Maritime Summit: Inland WaterWays in India

Last week Prime Minister inaugurated the second edition ‘Maritime India Summit 2021’ .Prime Minister also launched e-book of maritime vision 2030, which is aiming to make the Indian maritime industry at par with the top global benchmark in the next 10 years and announced that India aims to operationalize 23 waterways by 2030.


111 inland waterways (including 5 National Waterways declared earlier) were declared as ‘National Waterways’ under the National Waterways Act, 2016.

Inland Waterways Authority of India (IWAI) was constituted in October 1986, for the development and regulation of inland waterways for shipping and navigation. The Authority undertakes various infrastructure development works on national waterways.

As per constitutional provisions, only those waterways which are declared as National Waterways come under the purview of Central Government while rest of waterways remain in the purview of respective State Government.

National Waterways
a. National Waterway (NW)-1 (Ganga-Bhagirathi-Hooghly river system from Allahabad to Haldia) in Uttar Pradesh, Bihar, Jharkhand & West Bengal. The Ganga-Bhagirathi-Hooghly is the longest waterways in India stretched for 1620 km

b. NW-2 (River Brahmaputra from Dhubri to Sadiya) in Assam;
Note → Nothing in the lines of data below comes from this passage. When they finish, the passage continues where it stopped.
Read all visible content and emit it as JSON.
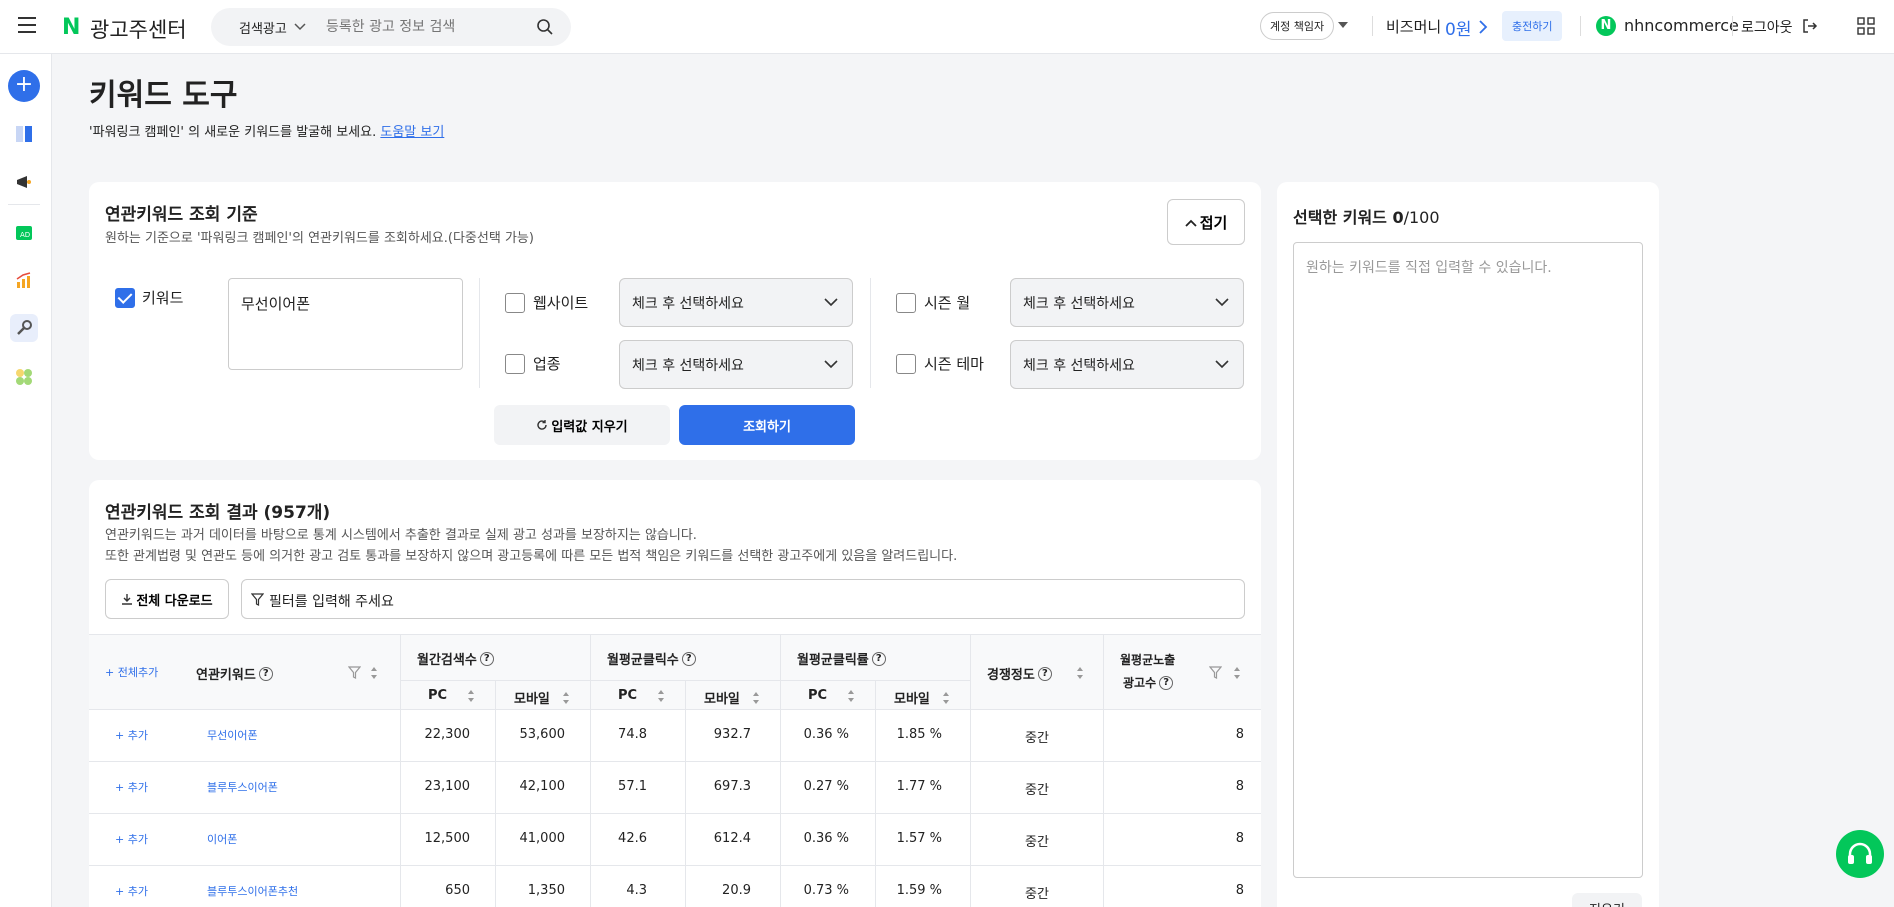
{
  "header": {
    "logo_n": "N",
    "logo_text": "광고주센터",
    "search_scope": "검색광고",
    "search_placeholder": "등록한 광고 정보 검색",
    "role_badge": "계정 책임자",
    "biz_label": "비즈머니",
    "biz_amount": "0원",
    "charge_label": "충전하기",
    "account_badge": "N",
    "account_name": "nhncommerce",
    "logout_label": "로그아웃"
  },
  "page": {
    "title": "키워드 도구",
    "desc_prefix": "'파워링크 캠페인' 의 새로운 키워드를 발굴해 보세요.",
    "help_link": "도움말 보기"
  },
  "criteria": {
    "title": "연관키워드 조회 기준",
    "subtitle": "원하는 기준으로 '파워링크 캠페인'의 연관키워드를 조회하세요.(다중선택 가능)",
    "fold_label": "접기",
    "keyword_label": "키워드",
    "keyword_value": "무선이어폰",
    "website_label": "웹사이트",
    "industry_label": "업종",
    "season_month_label": "시즌 월",
    "season_theme_label": "시즌 테마",
    "select_placeholder": "체크 후 선택하세요",
    "clear_label": "입력값 지우기",
    "search_label": "조회하기"
  },
  "results": {
    "title": "연관키워드 조회 결과 (957개)",
    "note1": "연관키워드는 과거 데이터를 바탕으로 통계 시스템에서 추출한 결과로 실제 광고 성과를 보장하지는 않습니다.",
    "note2": "또한 관계법령 및 연관도 등에 의거한 광고 검토 통과를 보장하지 않으며 광고등록에 따른 모든 법적 책임은 키워드를 선택한 광고주에게 있음을 알려드립니다.",
    "download_label": "전체 다운로드",
    "filter_placeholder": "필터를 입력해 주세요",
    "headers": {
      "add_all": "+ 전체추가",
      "keyword": "연관키워드",
      "monthly_search": "월간검색수",
      "avg_clicks": "월평균클릭수",
      "avg_ctr": "월평균클릭률",
      "competition": "경쟁정도",
      "avg_impressions_line1": "월평균노출",
      "avg_impressions_line2": "광고수",
      "pc": "PC",
      "mobile": "모바일"
    },
    "add_label": "+ 추가",
    "rows": [
      {
        "keyword": "무선이어폰",
        "pc_search": "22,300",
        "mo_search": "53,600",
        "pc_clicks": "74.8",
        "mo_clicks": "932.7",
        "pc_ctr": "0.36 %",
        "mo_ctr": "1.85 %",
        "competition": "중간",
        "ads": "8"
      },
      {
        "keyword": "블루투스이어폰",
        "pc_search": "23,100",
        "mo_search": "42,100",
        "pc_clicks": "57.1",
        "mo_clicks": "697.3",
        "pc_ctr": "0.27 %",
        "mo_ctr": "1.77 %",
        "competition": "중간",
        "ads": "8"
      },
      {
        "keyword": "이어폰",
        "pc_search": "12,500",
        "mo_search": "41,000",
        "pc_clicks": "42.6",
        "mo_clicks": "612.4",
        "pc_ctr": "0.36 %",
        "mo_ctr": "1.57 %",
        "competition": "중간",
        "ads": "8"
      },
      {
        "keyword": "블루투스이어폰추천",
        "pc_search": "650",
        "mo_search": "1,350",
        "pc_clicks": "4.3",
        "mo_clicks": "20.9",
        "pc_ctr": "0.73 %",
        "mo_ctr": "1.59 %",
        "competition": "중간",
        "ads": "8"
      }
    ]
  },
  "selected": {
    "title_prefix": "선택한 키워드",
    "count": "0",
    "max": "/100",
    "placeholder": "원하는 키워드를 직접 입력할 수 있습니다.",
    "bottom_button": "지우기"
  },
  "colors": {
    "accent": "#2f6fe9",
    "brand_green": "#03c75a"
  }
}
c. NW-3 (West Coast Canal from Kottapuram to Kollam along with Udyogmandal and Champakara Canals) in Kerala, have already been developed with fairway navigational aids, jetties and terminals with mechanized equipment handling facilities for loading and unloading of cargo. These NWs are operational and vessels are plying on them.

d. In addition, NW-10 (river Amba), NW-68 (river Mandovi), NW-73 (river Narmada), NW-83 (Rajpuri Creek), NW-85 (Revadanda Creek – Kundalika River System), NW-91 (Shastri river–Jaigad creek system), NW- 97 (Sunderbans Waterways), NW-100 (river Tapi) and NW-111 (river Zuari) are also operational.

The Sagarmala project which aims at connecting the major ports and many minor ports through road and rail network with hinterland connectivity.

Government has also started the Jalmarg Vikash Project with a view to developing an integrated inland water transportation system. Infrastructure development is a major part of this JMVP. This includes fairway development and dredging for maintaining a predetermined depth, River Information System and navigational aids, development of river terminals and river structures such as locks and barrages, vessel operation including inland craft construction and repair, revamping of existing facilities, bunkering facilities.  

In 2014, the Rakesh Mohan Committee, for the first time, brought in the idea of coordinated multimodal transport, and an integrated transport system with competitive pricing in the country. Taking into account new technologies and environmental concerns, it emphasised on developing transport capacity so as to decrease congestion, prevent ‘high levels of energy consumption, pollution and accidents’.

The Committee recommended intermodal linkage between the different transport systems, and integrated capital investment with regulatory and policy development.

  Inland Water Transport is fuel-efficient compared to other modes of transport, namely rail and road. Waterways are said to be cheap, environmentally friendly, and can help connect remote areas – especially in the north-eastern states.

But the planning to develop the Inland Water Transport should also take in account severe, wide-spread and extensive impacts of the waterways on rivers, river ecology and the livelihoods of communities dependent on them. At the same time, the legal and regulatory mechanism to assess and address these impacts needs to be addressed immediately.


Leave a Comment


Welcome! Login in to your account

Remember me Lost your password?

Lost Password